#### Data supplied

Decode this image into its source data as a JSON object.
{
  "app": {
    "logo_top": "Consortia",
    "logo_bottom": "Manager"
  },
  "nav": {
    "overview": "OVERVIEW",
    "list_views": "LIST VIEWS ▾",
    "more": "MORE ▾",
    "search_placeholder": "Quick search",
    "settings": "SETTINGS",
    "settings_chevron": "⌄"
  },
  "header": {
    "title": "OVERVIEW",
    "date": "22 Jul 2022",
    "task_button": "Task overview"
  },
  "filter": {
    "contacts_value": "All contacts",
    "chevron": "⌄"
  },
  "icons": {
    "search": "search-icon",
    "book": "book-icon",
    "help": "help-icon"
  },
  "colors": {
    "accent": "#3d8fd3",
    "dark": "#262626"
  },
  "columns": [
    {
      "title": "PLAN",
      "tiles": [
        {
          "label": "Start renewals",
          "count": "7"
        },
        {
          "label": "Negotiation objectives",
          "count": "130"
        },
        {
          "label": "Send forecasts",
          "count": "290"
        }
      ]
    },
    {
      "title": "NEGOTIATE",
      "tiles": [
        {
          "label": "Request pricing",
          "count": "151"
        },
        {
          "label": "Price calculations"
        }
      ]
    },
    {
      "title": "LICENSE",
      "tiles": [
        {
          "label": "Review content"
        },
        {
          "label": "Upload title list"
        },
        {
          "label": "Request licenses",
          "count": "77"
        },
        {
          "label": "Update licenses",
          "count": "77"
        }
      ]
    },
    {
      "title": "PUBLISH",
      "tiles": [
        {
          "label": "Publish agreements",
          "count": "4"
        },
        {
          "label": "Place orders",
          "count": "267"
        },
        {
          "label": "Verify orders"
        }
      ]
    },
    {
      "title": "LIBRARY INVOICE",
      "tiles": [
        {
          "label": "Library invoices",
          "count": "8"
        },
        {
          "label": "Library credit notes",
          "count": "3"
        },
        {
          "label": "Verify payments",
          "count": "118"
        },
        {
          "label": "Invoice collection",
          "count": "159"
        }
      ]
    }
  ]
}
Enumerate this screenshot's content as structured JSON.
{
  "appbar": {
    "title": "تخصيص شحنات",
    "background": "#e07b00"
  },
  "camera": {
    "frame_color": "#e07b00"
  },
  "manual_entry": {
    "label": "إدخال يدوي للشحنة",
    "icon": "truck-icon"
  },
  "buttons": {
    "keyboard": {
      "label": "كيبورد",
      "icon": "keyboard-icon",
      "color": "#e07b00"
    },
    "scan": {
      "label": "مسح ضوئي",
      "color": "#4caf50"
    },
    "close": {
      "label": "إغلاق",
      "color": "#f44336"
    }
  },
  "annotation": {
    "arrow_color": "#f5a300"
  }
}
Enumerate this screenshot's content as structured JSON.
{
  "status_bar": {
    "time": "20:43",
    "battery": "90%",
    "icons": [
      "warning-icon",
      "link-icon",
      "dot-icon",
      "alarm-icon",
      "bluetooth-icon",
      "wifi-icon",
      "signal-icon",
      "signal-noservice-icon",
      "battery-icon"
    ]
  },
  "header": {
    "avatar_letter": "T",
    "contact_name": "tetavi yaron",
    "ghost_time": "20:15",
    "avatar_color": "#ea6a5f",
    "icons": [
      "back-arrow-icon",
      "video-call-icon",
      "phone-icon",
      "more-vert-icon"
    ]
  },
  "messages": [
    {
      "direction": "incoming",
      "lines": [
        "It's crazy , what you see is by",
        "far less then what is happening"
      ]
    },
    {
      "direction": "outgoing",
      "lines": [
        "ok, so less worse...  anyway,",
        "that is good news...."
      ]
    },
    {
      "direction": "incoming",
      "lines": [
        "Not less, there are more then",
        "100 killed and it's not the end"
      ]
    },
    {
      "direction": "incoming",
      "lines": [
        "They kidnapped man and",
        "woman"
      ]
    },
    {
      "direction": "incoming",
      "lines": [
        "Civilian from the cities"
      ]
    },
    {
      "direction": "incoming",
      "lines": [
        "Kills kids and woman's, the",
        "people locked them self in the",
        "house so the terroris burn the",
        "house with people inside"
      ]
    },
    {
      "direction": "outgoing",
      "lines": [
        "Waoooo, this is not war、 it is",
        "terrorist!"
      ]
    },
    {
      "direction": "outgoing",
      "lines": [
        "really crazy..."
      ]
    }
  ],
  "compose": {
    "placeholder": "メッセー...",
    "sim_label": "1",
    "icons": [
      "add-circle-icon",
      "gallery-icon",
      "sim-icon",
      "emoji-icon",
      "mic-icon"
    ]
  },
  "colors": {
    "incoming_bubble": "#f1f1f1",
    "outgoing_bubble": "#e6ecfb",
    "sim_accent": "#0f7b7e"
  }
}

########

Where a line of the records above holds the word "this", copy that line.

▶ Result
Decode this image into its source data as a JSON object.
Enumerate this screenshot's content as structured JSON.
Enumerate this screenshot's content as structured JSON.
        "Waoooo, this is not war、 it is",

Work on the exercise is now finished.